--- Information Enclosed Below ---

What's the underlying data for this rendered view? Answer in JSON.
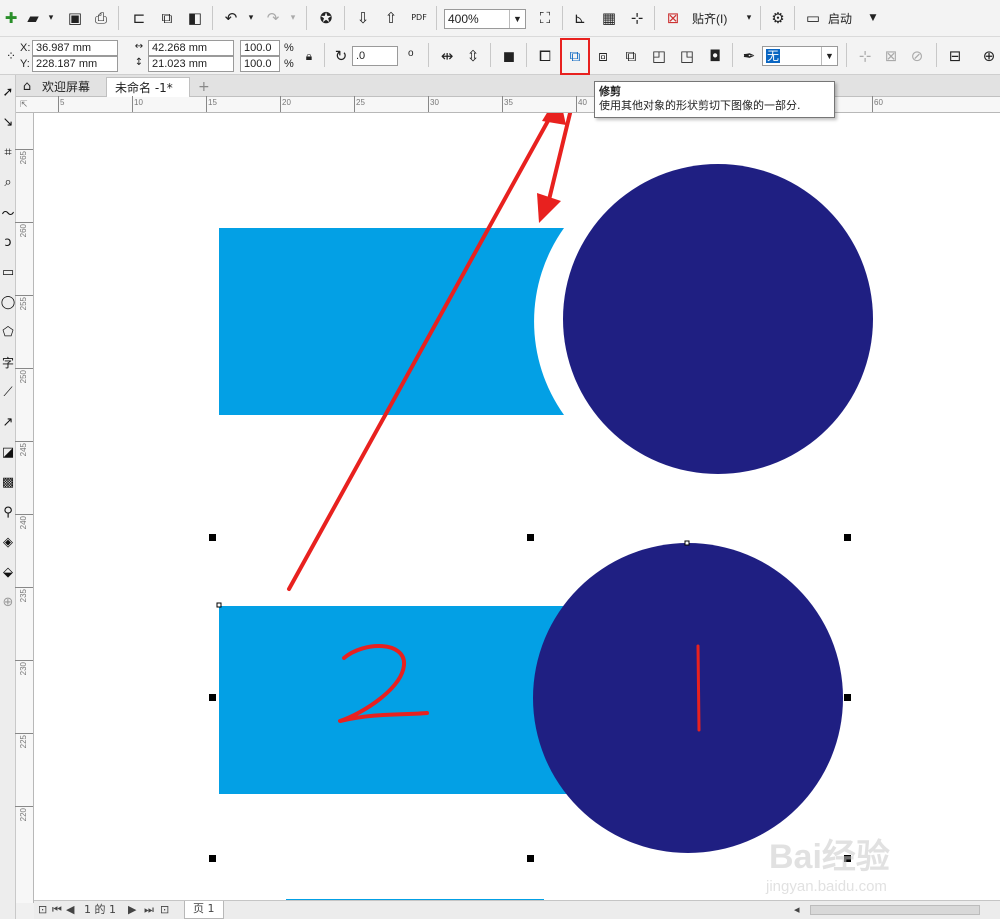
{
  "standard_toolbar": {
    "zoom_level": "400%",
    "snap_label": "贴齐(I)",
    "launch_label": "启动",
    "pdf_label": "PDF"
  },
  "property_bar": {
    "x_label": "X:",
    "y_label": "Y:",
    "x_value": "36.987 mm",
    "y_value": "228.187 mm",
    "width_value": "42.268 mm",
    "height_value": "21.023 mm",
    "scale_w": "100.0",
    "scale_h": "100.0",
    "percent": "%",
    "rotation_value": ".0",
    "degree": "o",
    "outline_value": "无"
  },
  "tabs": {
    "welcome": "欢迎屏幕",
    "document": "未命名 -1*",
    "add": "+"
  },
  "ruler": {
    "h_ticks": [
      "5",
      "10",
      "15",
      "20",
      "25",
      "30",
      "35",
      "40",
      "45",
      "50",
      "55",
      "60"
    ],
    "v_ticks": [
      "265",
      "260",
      "255",
      "250",
      "245",
      "240",
      "235",
      "230",
      "225",
      "220"
    ]
  },
  "tooltip": {
    "title": "修剪",
    "description": "使用其他对象的形状剪切下图像的一部分."
  },
  "annotations": {
    "label_1": "1",
    "label_2": "2"
  },
  "page_nav": {
    "page_info": "1 的 1",
    "page_tab": "页 1"
  },
  "watermark": {
    "brand": "Bai经验",
    "url": "jingyan.baidu.com"
  },
  "colors": {
    "rectangle": "#03a0e5",
    "circle": "#1f1f82",
    "highlight": "#e8211f",
    "annotation": "#e8211f"
  }
}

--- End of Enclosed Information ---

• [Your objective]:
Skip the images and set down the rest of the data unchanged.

• [Exercise result]:
What's the underlying data for this rendered view? Answer in JSON.
{
  "standard_toolbar": {
    "zoom_level": "400%",
    "snap_label": "贴齐(I)",
    "launch_label": "启动",
    "pdf_label": "PDF"
  },
  "property_bar": {
    "x_label": "X:",
    "y_label": "Y:",
    "x_value": "36.987 mm",
    "y_value": "228.187 mm",
    "width_value": "42.268 mm",
    "height_value": "21.023 mm",
    "scale_w": "100.0",
    "scale_h": "100.0",
    "percent": "%",
    "rotation_value": ".0",
    "degree": "o",
    "outline_value": "无"
  },
  "tabs": {
    "welcome": "欢迎屏幕",
    "document": "未命名 -1*",
    "add": "+"
  },
  "ruler": {
    "h_ticks": [
      "5",
      "10",
      "15",
      "20",
      "25",
      "30",
      "35",
      "40",
      "45",
      "50",
      "55",
      "60"
    ],
    "v_ticks": [
      "265",
      "260",
      "255",
      "250",
      "245",
      "240",
      "235",
      "230",
      "225",
      "220"
    ]
  },
  "tooltip": {
    "title": "修剪",
    "description": "使用其他对象的形状剪切下图像的一部分."
  },
  "annotations": {
    "label_1": "1",
    "label_2": "2"
  },
  "page_nav": {
    "page_info": "1 的 1",
    "page_tab": "页 1"
  },
  "watermark": {
    "brand": "Bai经验",
    "url": "jingyan.baidu.com"
  },
  "colors": {
    "rectangle": "#03a0e5",
    "circle": "#1f1f82",
    "highlight": "#e8211f",
    "annotation": "#e8211f"
  }
}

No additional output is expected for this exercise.